President Barack Obama's Tuesday visit to an Chattanooga Amazon fulfillment center went about as you might expect. In front of an adoring crowd of Amazon employees and a few local and state dignitaries -- all of the Democratic persuasion, sans former U.S. Rep Zach Wamp and current state House Majority Leader Rep. Gerald McCormick, both Chattanooga residents and stalwart Republicans -- Obama announced a proposal he called a "grand bargain" to cut corporate taxes and implement some other tax changes and use the proceeds to fund infrastructure improvements and other projects. Everyone applauded loudly, the president said, "Let's get to work!", and everyone gushed about how wonderful he was as they streamed to the exits, only to be corralled by security until the motorcade had left the premises.
And it's true -- Obama is a dynamic speaker live. Dressed in black pants and a white shirt with the sleeves rolled up, as if to say, "I'm ready to work, are you?", the president gave a forceful speech about creating stable jobs for the middle class. And if he was delivering that speech at a warehouse where workers make $11 an hour, are often only offered seasonal jobs, and are frequently subject to unsafe working conditions? Well, at least they're hiring, right?

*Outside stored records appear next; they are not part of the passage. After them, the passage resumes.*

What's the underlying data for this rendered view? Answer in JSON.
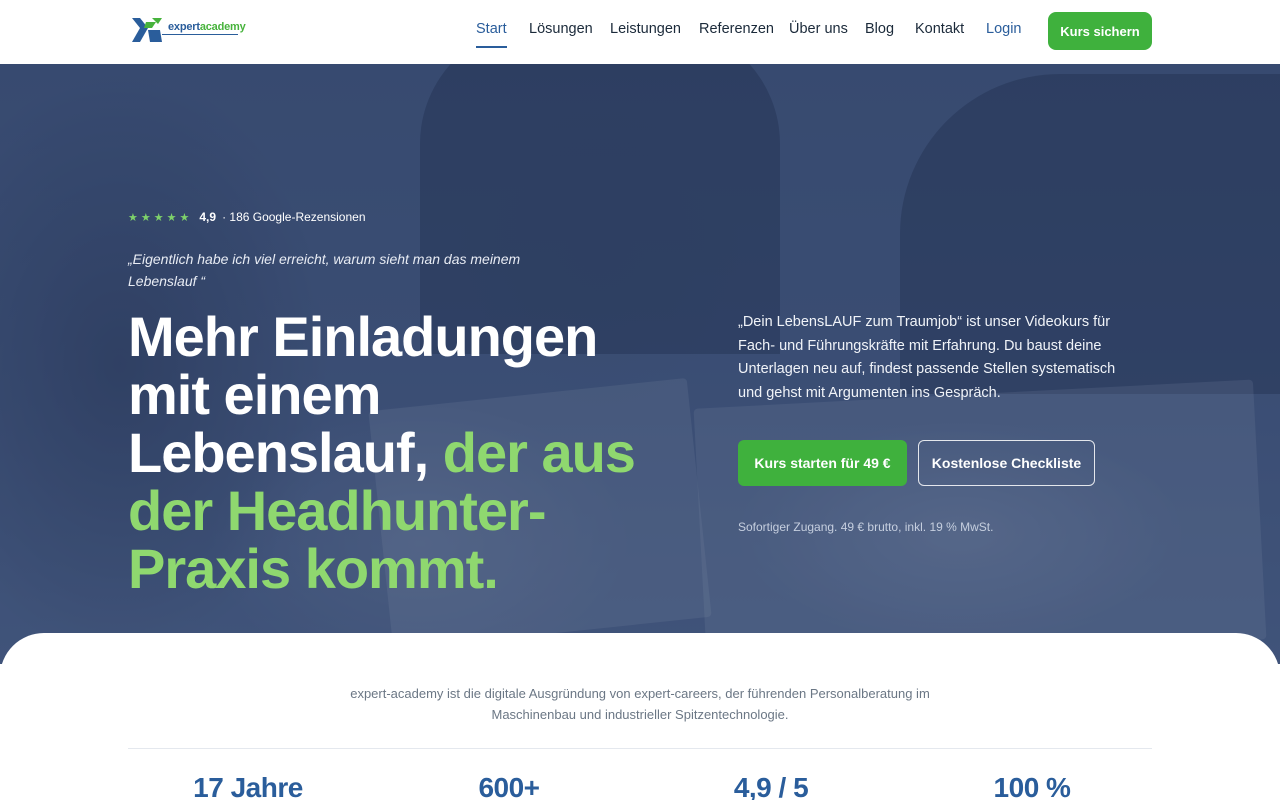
{
  "header": {
    "logo_prefix": "expert",
    "logo_suffix": "academy",
    "nav": [
      {
        "label": "Start",
        "active": true
      },
      {
        "label": "Lösungen"
      },
      {
        "label": "Leistungen"
      },
      {
        "label": "Referenzen"
      },
      {
        "label": "Über uns"
      },
      {
        "label": "Blog"
      },
      {
        "label": "Kontakt"
      },
      {
        "label": "Login"
      }
    ],
    "cta": "Kurs sichern"
  },
  "hero": {
    "rating": {
      "stars": 5,
      "score": "4,9",
      "count_text": "· 186 Google-Rezensionen"
    },
    "quote": "„Eigentlich habe ich viel erreicht, warum sieht man das meinem Lebenslauf “",
    "headline_white": "Mehr Einladungen mit einem Lebenslauf,",
    "headline_green": "der aus der Headhunter-Praxis kommt.",
    "intro": "„Dein LebensLAUF zum Traumjob“ ist unser Videokurs für Fach- und Führungskräfte mit Erfahrung. Du baust deine Unterlagen neu auf, findest passende Stellen systematisch und gehst mit Argumenten ins Gespräch.",
    "primary_button": "Kurs starten für 49 €",
    "secondary_button": "Kostenlose Checkliste",
    "note": "Sofortiger Zugang. 49 € brutto, inkl. 19 % MwSt."
  },
  "section": {
    "about": "expert-academy ist die digitale Ausgründung von expert-careers, der führenden Personalberatung im Maschinenbau und industrieller Spitzentechnologie.",
    "stats": [
      "17 Jahre",
      "600+",
      "4,9 / 5",
      "100 %"
    ]
  },
  "colors": {
    "brand_blue": "#2a5d9b",
    "brand_green": "#3fb13d",
    "headline_green": "#8fd86f",
    "hero_overlay": "#263a64"
  }
}
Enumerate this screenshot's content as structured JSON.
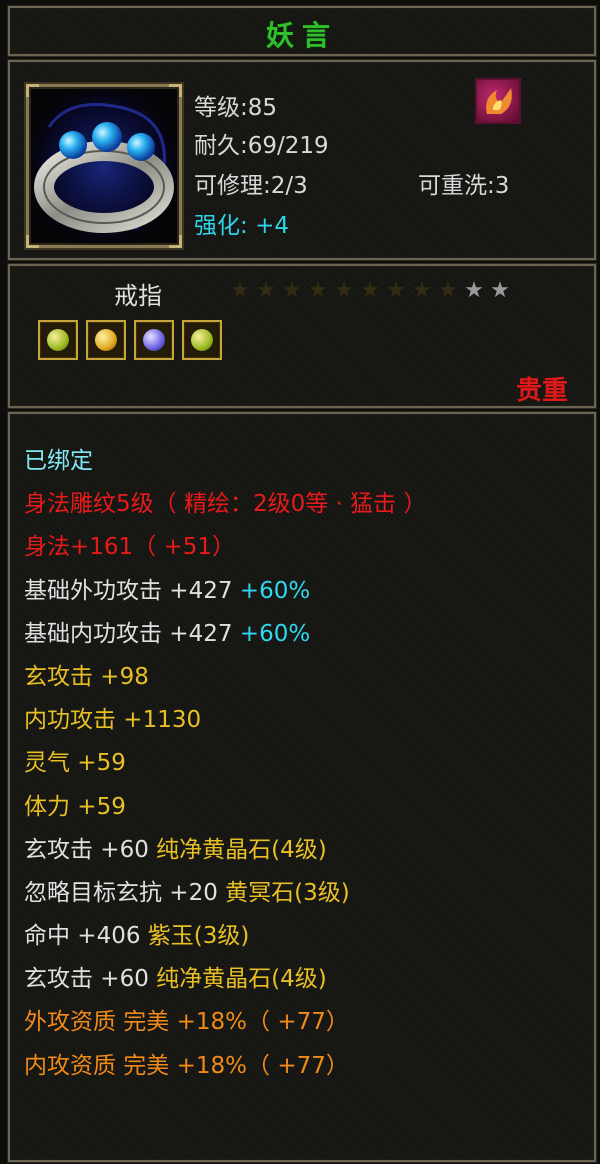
{
  "item": {
    "name": "妖言",
    "level": "等级:85",
    "durability": "耐久:69/219",
    "repairable": "可修理:2/3",
    "rewash": "可重洗:3",
    "enhance_label": "强化:",
    "enhance_value": "+4",
    "type": "戒指",
    "rarity": "贵重",
    "stars_total": 11,
    "stars_filled": 9,
    "gems": [
      "yellow-gem-icon",
      "gold-gem-icon",
      "purple-gem-icon",
      "yellow-gem-icon"
    ]
  },
  "attributes": [
    [
      {
        "text": "已绑定",
        "color": "cyan"
      }
    ],
    [
      {
        "text": "身法雕纹5级（ 精绘：2级0等 · 猛击 ）",
        "color": "red"
      }
    ],
    [
      {
        "text": "身法+161（ +51）",
        "color": "red"
      }
    ],
    [
      {
        "text": "基础外功攻击 +427 ",
        "color": "gray"
      },
      {
        "text": "+60%",
        "color": "teal"
      }
    ],
    [
      {
        "text": "基础内功攻击 +427 ",
        "color": "gray"
      },
      {
        "text": "+60%",
        "color": "teal"
      }
    ],
    [
      {
        "text": "玄攻击 +98",
        "color": "yellow"
      }
    ],
    [
      {
        "text": "内功攻击 +1130",
        "color": "yellow"
      }
    ],
    [
      {
        "text": "灵气 +59",
        "color": "yellow"
      }
    ],
    [
      {
        "text": "体力 +59",
        "color": "yellow"
      }
    ],
    [
      {
        "text": "玄攻击 +60 ",
        "color": "gray"
      },
      {
        "text": "纯净黄晶石(4级)",
        "color": "yellow"
      }
    ],
    [
      {
        "text": "忽略目标玄抗 +20 ",
        "color": "gray"
      },
      {
        "text": "黄冥石(3级)",
        "color": "yellow"
      }
    ],
    [
      {
        "text": "命中 +406 ",
        "color": "gray"
      },
      {
        "text": "紫玉(3级)",
        "color": "yellow"
      }
    ],
    [
      {
        "text": "玄攻击 +60 ",
        "color": "gray"
      },
      {
        "text": "纯净黄晶石(4级)",
        "color": "yellow"
      }
    ],
    [
      {
        "text": "外攻资质  完美 +18%（ +77）",
        "color": "orange"
      }
    ],
    [
      {
        "text": "内攻资质  完美 +18%（ +77）",
        "color": "orange"
      }
    ]
  ],
  "colors": {
    "title_green": "#2fbf2a",
    "rarity_red": "#e01818",
    "star_gold": "#d8a820",
    "frame": "#6b6452"
  }
}
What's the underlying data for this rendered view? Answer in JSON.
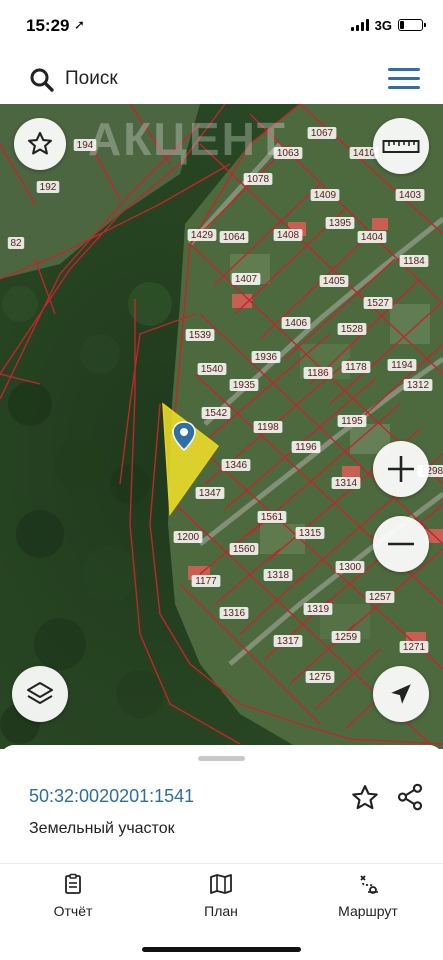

The president was at his strongest when criticizing the gridlock in Washington, especially that in the House, and how it's not doing anything to help the economy:
Gutting investments in education, that's not a jobs plan. They keep on talking about this -- an oil pipeline coming down from Canada that's estimated to create about 50 permanent jobs -- that's not a jobs plan. Wasting the country's time by taking something like 40 meaningless votes to repeal Obamacare is not a jobs plan. That's not a jobs plan.
That last line? It brought down the house, as you might expect. Outside the massive warehouse, where people lined the streets with signs in support of the president, "Thank you for bringing us healthcare" was a common refrain. There supposedly was a Tea Party protest, somewhere, probably closer to the airport, but despite all the bitter statements and other propaganda issued by the always classy Tennessee GOP, Obama has a lot of fans in Chattanooga. And Memphis. And Nashville. And Knoxville. The mayors of all those cities (except Nashville) were in attendance, and in the parking lot there were cars with license plates from counties across the state.
The Washington Post is already calling Obama's plan dead on arrival, and, given the divisions between the House and the Senate, they're probably right. But whether this "grand bargain" goes anywhere or not, Obama's presidency is sticking around. "I'm just going to keep on throwing ideas out there to see if something takes," the president said, and then continued:
We've got to be honest about the challenges we face, but also the opportunities that are out there.And that's what I'm going to be focused on not just for the next few months. I'm going to be focused for every one of the 1,270 days I've got left in my presidency on how to make sure that we've got more opportunity and more security for everybody who is willing to work hard in this country. That's where I believe America needs to go.
In short, don't hold your breath, America, but don't totally give up hope either. Maybe on one of those 1,270 days something will actually get done.